----- Provided data
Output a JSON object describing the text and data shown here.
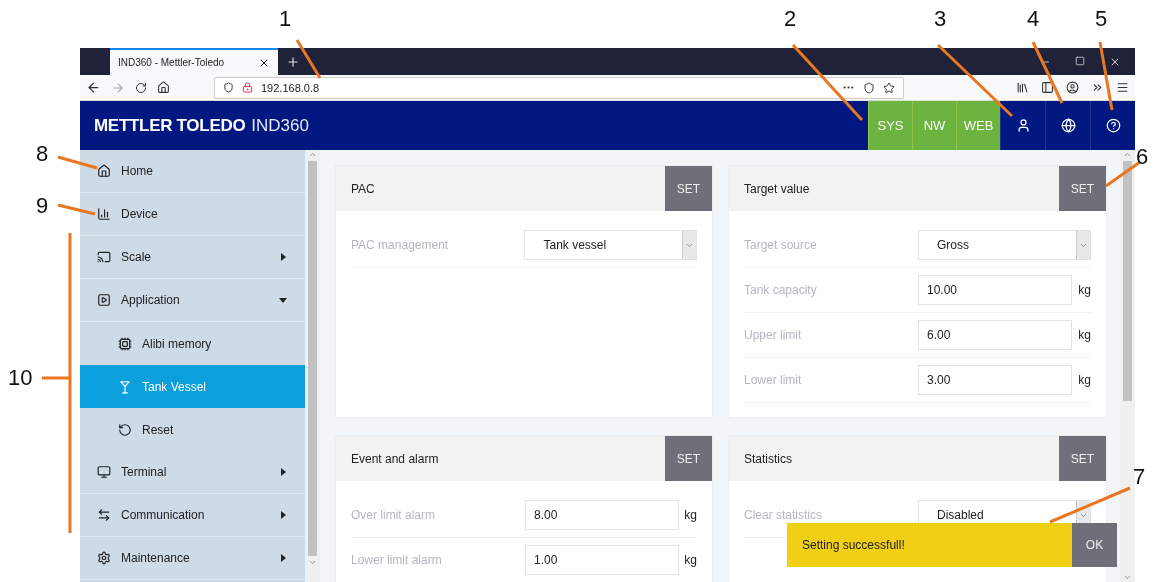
{
  "callouts": [
    {
      "label": "1"
    },
    {
      "label": "2"
    },
    {
      "label": "3"
    },
    {
      "label": "4"
    },
    {
      "label": "5"
    },
    {
      "label": "6"
    },
    {
      "label": "7"
    },
    {
      "label": "8"
    },
    {
      "label": "9"
    },
    {
      "label": "10"
    }
  ],
  "browser": {
    "tab_title": "IND360 - Mettler-Toledo",
    "url": "192.168.0.8"
  },
  "header": {
    "brand": "METTLER TOLEDO",
    "product": "IND360",
    "buttons": [
      {
        "label": "SYS"
      },
      {
        "label": "NW"
      },
      {
        "label": "WEB"
      }
    ]
  },
  "sidebar": {
    "items": [
      {
        "label": "Home",
        "kind": "link",
        "selected": false
      },
      {
        "label": "Device",
        "kind": "link",
        "selected": false
      },
      {
        "label": "Scale",
        "kind": "group",
        "expanded": false,
        "selected": false
      },
      {
        "label": "Application",
        "kind": "group",
        "expanded": true,
        "selected": false,
        "children": [
          {
            "label": "Alibi memory",
            "selected": false
          },
          {
            "label": "Tank Vessel",
            "selected": true
          },
          {
            "label": "Reset",
            "selected": false
          }
        ]
      },
      {
        "label": "Terminal",
        "kind": "group",
        "expanded": false,
        "selected": false
      },
      {
        "label": "Communication",
        "kind": "group",
        "expanded": false,
        "selected": false
      },
      {
        "label": "Maintenance",
        "kind": "group",
        "expanded": false,
        "selected": false
      }
    ]
  },
  "cards": [
    {
      "title": "PAC",
      "button": "SET",
      "fields": [
        {
          "label": "PAC management",
          "kind": "select",
          "value": "Tank vessel"
        }
      ]
    },
    {
      "title": "Target value",
      "button": "SET",
      "fields": [
        {
          "label": "Target source",
          "kind": "select",
          "value": "Gross"
        },
        {
          "label": "Tank capacity",
          "kind": "input",
          "value": "10.00",
          "unit": "kg"
        },
        {
          "label": "Upper limit",
          "kind": "input",
          "value": "6.00",
          "unit": "kg"
        },
        {
          "label": "Lower limit",
          "kind": "input",
          "value": "3.00",
          "unit": "kg"
        }
      ]
    },
    {
      "title": "Event and alarm",
      "button": "SET",
      "fields": [
        {
          "label": "Over limit alarm",
          "kind": "input",
          "value": "8.00",
          "unit": "kg"
        },
        {
          "label": "Lower limit alarm",
          "kind": "input",
          "value": "1.00",
          "unit": "kg"
        }
      ]
    },
    {
      "title": "Statistics",
      "button": "SET",
      "fields": [
        {
          "label": "Clear statistics",
          "kind": "select",
          "value": "Disabled"
        }
      ]
    }
  ],
  "toast": {
    "message": "Setting successfull!",
    "button": "OK"
  }
}
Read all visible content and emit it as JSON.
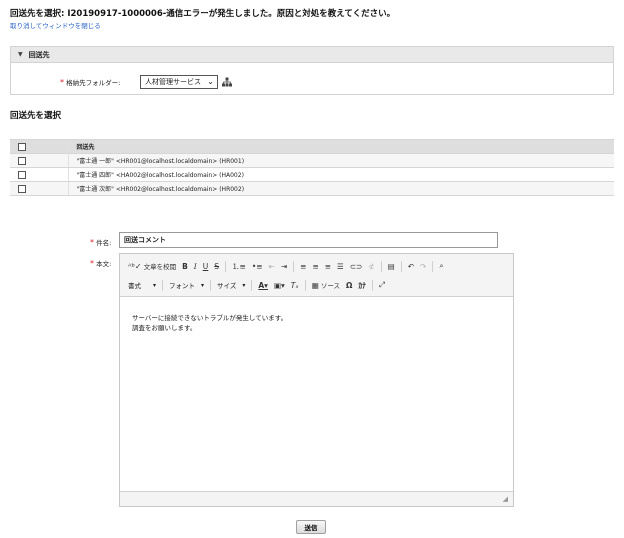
{
  "page": {
    "title": "回送先を選択: I20190917-1000006-通信エラーが発生しました。原因と対処を教えてください。",
    "close_link": "取り消してウィンドウを閉じる"
  },
  "destination_section": {
    "header": "回送先",
    "folder_label": "格納先フォルダー:",
    "folder_value": "人材管理サービス"
  },
  "select_title": "回送先を選択",
  "recipient_table": {
    "column_header": "回送先",
    "rows": [
      "\"富士通 一郎\" <HR001@localhost.localdomain> (HR001)",
      "\"富士通 四郎\" <HA002@localhost.localdomain> (HA002)",
      "\"富士通 次郎\" <HR002@localhost.localdomain> (HR002)"
    ]
  },
  "form": {
    "subject_label": "件名:",
    "subject_value": "回送コメント",
    "body_label": "本文:"
  },
  "editor": {
    "spellcheck_label": "文章を校閲",
    "format_combo": "書式",
    "font_combo": "フォント",
    "size_combo": "サイズ",
    "source_label": "ソース",
    "body_lines": [
      "サーバーに接続できないトラブルが発生しています。",
      "調査をお願いします。"
    ]
  },
  "send_button": "送信"
}
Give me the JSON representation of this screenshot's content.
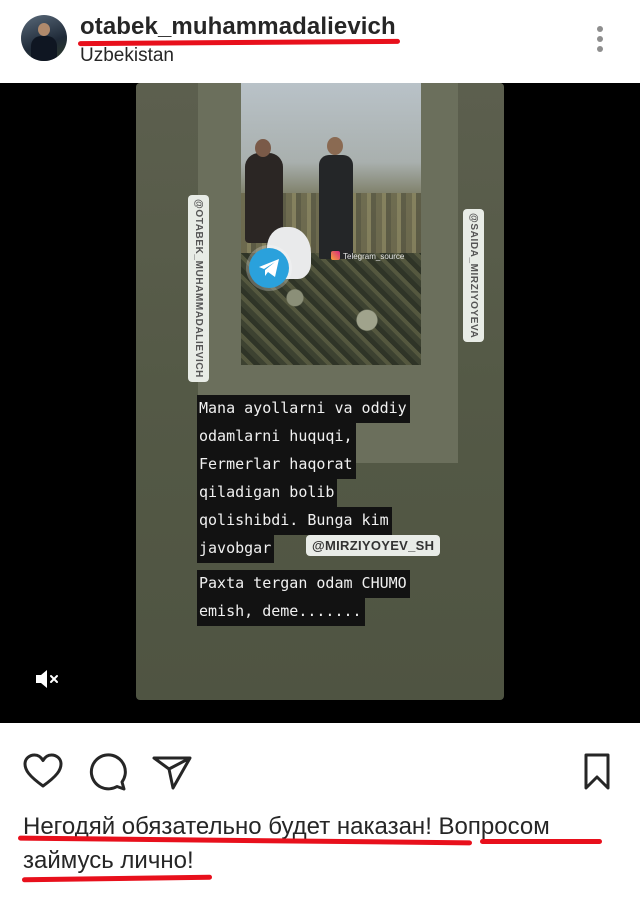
{
  "header": {
    "username": "otabek_muhammadalievich",
    "location": "Uzbekistan",
    "avatar_icon": "profile-avatar",
    "more_icon": "more-vertical-icon"
  },
  "media": {
    "left_watermark": "@OTABEK_MUHAMMADALIEVICH",
    "right_watermark": "@SAIDA_MIRZIYOYEVA",
    "photo_caption": "Telegram_source",
    "story_text_lines": [
      "Mana ayollarni va oddiy",
      "odamlarni huquqi,",
      "Fermerlar haqorat",
      "qiladigan bolib",
      "qolishibdi.  Bunga kim",
      "javobgar"
    ],
    "mention": "@MIRZIYOYEV_SH",
    "story_text_lines_2": [
      "Paxta tergan odam CHUMO",
      "emish, deme......."
    ],
    "mute_icon": "mute-speaker-icon"
  },
  "actions": {
    "like_icon": "heart-icon",
    "comment_icon": "comment-icon",
    "share_icon": "send-icon",
    "save_icon": "bookmark-icon"
  },
  "caption": {
    "part1": "Негодяй обязательно будет наказан!",
    "part2": "Вопросом",
    "part3": "займусь лично!"
  },
  "colors": {
    "highlight_underline": "#e8101c",
    "telegram_blue": "#2aa1dc",
    "text": "#262626"
  }
}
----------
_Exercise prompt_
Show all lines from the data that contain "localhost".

_Exercise solution_
      "\"富士通 一郎\" <HR001@localhost.localdomain> (HR001)",
      "\"富士通 四郎\" <HA002@localhost.localdomain> (HA002)",
      "\"富士通 次郎\" <HR002@localhost.localdomain> (HR002)"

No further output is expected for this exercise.